Pavilion Parade by M V Muhsin
May 13th, 2012 by Admin

Archibald Perera, the Small Giant of Peterite Rugby

RUGBY COACHES: They called him the “Small Giant” of Peterite Rugby. In those fabled rugby days when bigger giants bestrode the rugby scene, Archibald Perera took them on, head on and squarely. No wonder then that one of the bigger giants, Queen’s Counsel Noel Gratiaen, the CR & FC captain, decided that if you can’t beat ’em, recruit ’em! Such was the genesis of Archie being inducted into the winning CR side of the late 1930’s.

Archie was truly the mythical Hermes of Ceylon rugby, as it was then known. As one of the finest fly-halves in the country and being one of the first Ceylonese to play in what was an exclusive preserve of the British, he would trick opposing sides with his dexterity.

He receives the ball from the base of the scrum from Mahes Rodrigo, who was another incarnation of Hermes himself. Unpredictable! As the opposing forwards and three’s approach him, Archie would transform himself and sell that dummy. Not the type of ‘dummy’ that you and I know of now. But here was Archie looking one way, feinting and leaning one way and instantly accelerating another way; and pretending to pass rightwards but doing so leftwards. Yes, eyes, body, legs and arms were all in play at trickery! His sense of timing was stunning, even to the Swiss watchmakers.

Eustace Rulach, the rugby correspondent of this newspaper once penned: “Gosh! When Archie gets the ball you never can tell the surprises he pulls off.”

Archie ‘stolen’ to CR

And so when he completed his stint with the Army, deployed in Malaya, and returned to play Club rugby and then to coach, he was much sought after. When he captained St. Peter’s, the school won all their rugby matches and beat even the clubs they played against. At his side were such stars as Stanley Livera, Percy Perera, Fred Keller, Roy Reimers and Ray de Zilwa. That was when Noel Gratiaen spotted him and stole him to CR! And such a star he was that he was one of the few Ceylonese to play in the Capper Cup along with William Molegoda and Ohlums.

Parents would take their sons to watch Archie play, as was the case, I recall, with Maurice de Silva of Havelocks and Kandy fame.
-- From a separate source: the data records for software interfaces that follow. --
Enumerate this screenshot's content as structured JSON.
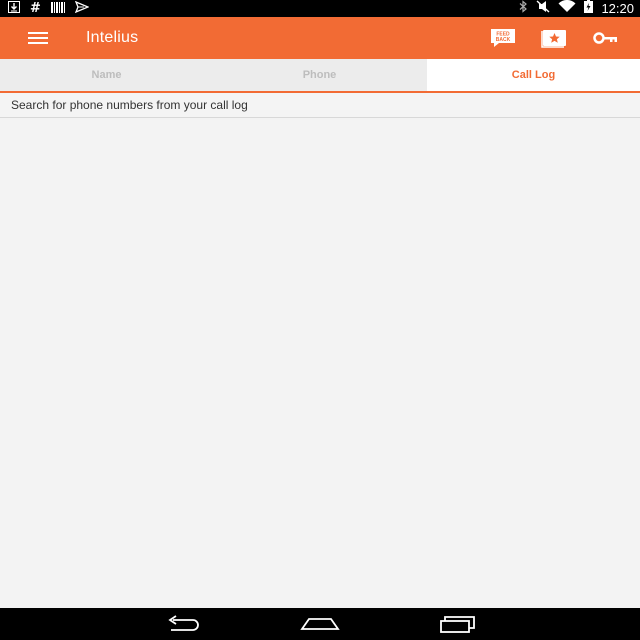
{
  "status_bar": {
    "left_icons": [
      "download-icon",
      "hash-icon",
      "barcode-icon",
      "send-icon"
    ],
    "hash_glyph": "#",
    "right_icons": [
      "bluetooth-icon",
      "mute-icon",
      "wifi-icon",
      "battery-icon"
    ],
    "time": "12:20"
  },
  "app_bar": {
    "title": "Intelius",
    "accent_color": "#f26b34",
    "actions": [
      "feedback-icon",
      "favorites-icon",
      "key-icon"
    ],
    "feedback_text_top": "FEED",
    "feedback_text_bottom": "BACK"
  },
  "tabs": [
    {
      "label": "Name",
      "active": false
    },
    {
      "label": "Phone",
      "active": false
    },
    {
      "label": "Call Log",
      "active": true
    }
  ],
  "search": {
    "placeholder": "Search for phone numbers from your call log"
  },
  "nav_bar": {
    "buttons": [
      "back-icon",
      "home-icon",
      "recents-icon"
    ]
  }
}
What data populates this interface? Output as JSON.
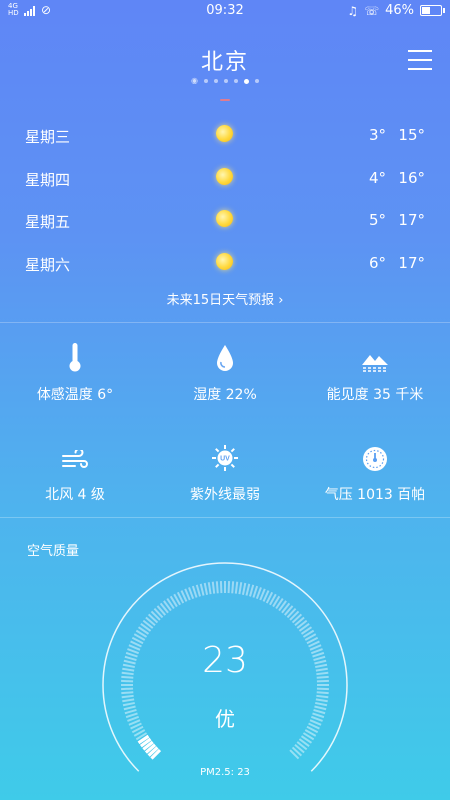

Watching Uncle Archie at play was demonstrably the best lesson that prospective Peterite rugger stars would be put through. Archie made his sophisticated moves look so natural.

And after matches he would, in an unassuming way, explain without any hint of one-upmanship, the manner in which he fashioned the try or the move, always giving credit to the way the forwards played to plan, the scrum half delivered his remit, and how the ‘threes’ combined with him. It paid dividends for the young ‘uns. And that was how the Maurice de Silva’s, and Ago Paiva’s, Hadji Omars and scores of others were inducted-many to the Hall of Fame.

Legend of Coaches

But it was as a coach of St. Peters that Archie became the legend and institution that he has remains to this day. The fabled Ago Paiva was one of Archie’s prize players. So were Darrel Wimalaratne, the Patternot brothers, Frank Hubert and Hadji Omar. What players learnt from him was not only the basic techniques but refinements and craft that can only come from proven experience.

But here was the distinctive feature of his coaching : drilling in a sense of anticipation, springing surprises and tactical play. It was all bundled into his strategy. A strategy that was not one template but one that changed with each game. A strategy informed by a study of the strengths and weaknesses of the opponent. Undoubtedly every coach will claim that he does this. But the reality in that time and age was that the Hermes of our time spiced his plan with hot spice! As a rugby reporter for the Times of Ceylon, one recalls a famous Trinity vs St. Peters match in the mid 70’s when a more fancied, and until then unbeaten Trinity side, was pipped at the post by the sheer power of Archie’s tactical ploys that were ingrained in his side. That an old Trinitian, that Archie was, could have inflicted this on his Alma Mater made the cheer squads sulk and smart all the way back to Kandy on their bus ride!

1972 Peterites dominant

It was in 1972 that St. Peter’s, coached by Archie, was so dominant in the skyline of school rugby that teams feared the encounters. They emerged school champions under Frank Hubert, and such were their accomplishments that a special celebration was arranged at the school. A life-sized cartoon sketched by the famous Times of Ceylon cartoonist James Bullner was commissioned. It depicted a small guy, thin legs and carrying a massive Rugby Ball with the caption. “To Sir with Love!” He was Hero, Friend, Teacher and Coach. Yes, he was truly loved.

When Archie, who had crossed countless goal lines, was called upon by his Creator to cross the Great Divide, he did so only after a rugby coaching session where in the evening of that day he succumbed to an attack of asthma. As his wife, Audrey Perera (nee de Silva) a Netballer herself of St. Paul’s Milagiriya would tell us, such was Archie’s passion for the game and sad as his passing was, he would not have asked for a more fitting ending.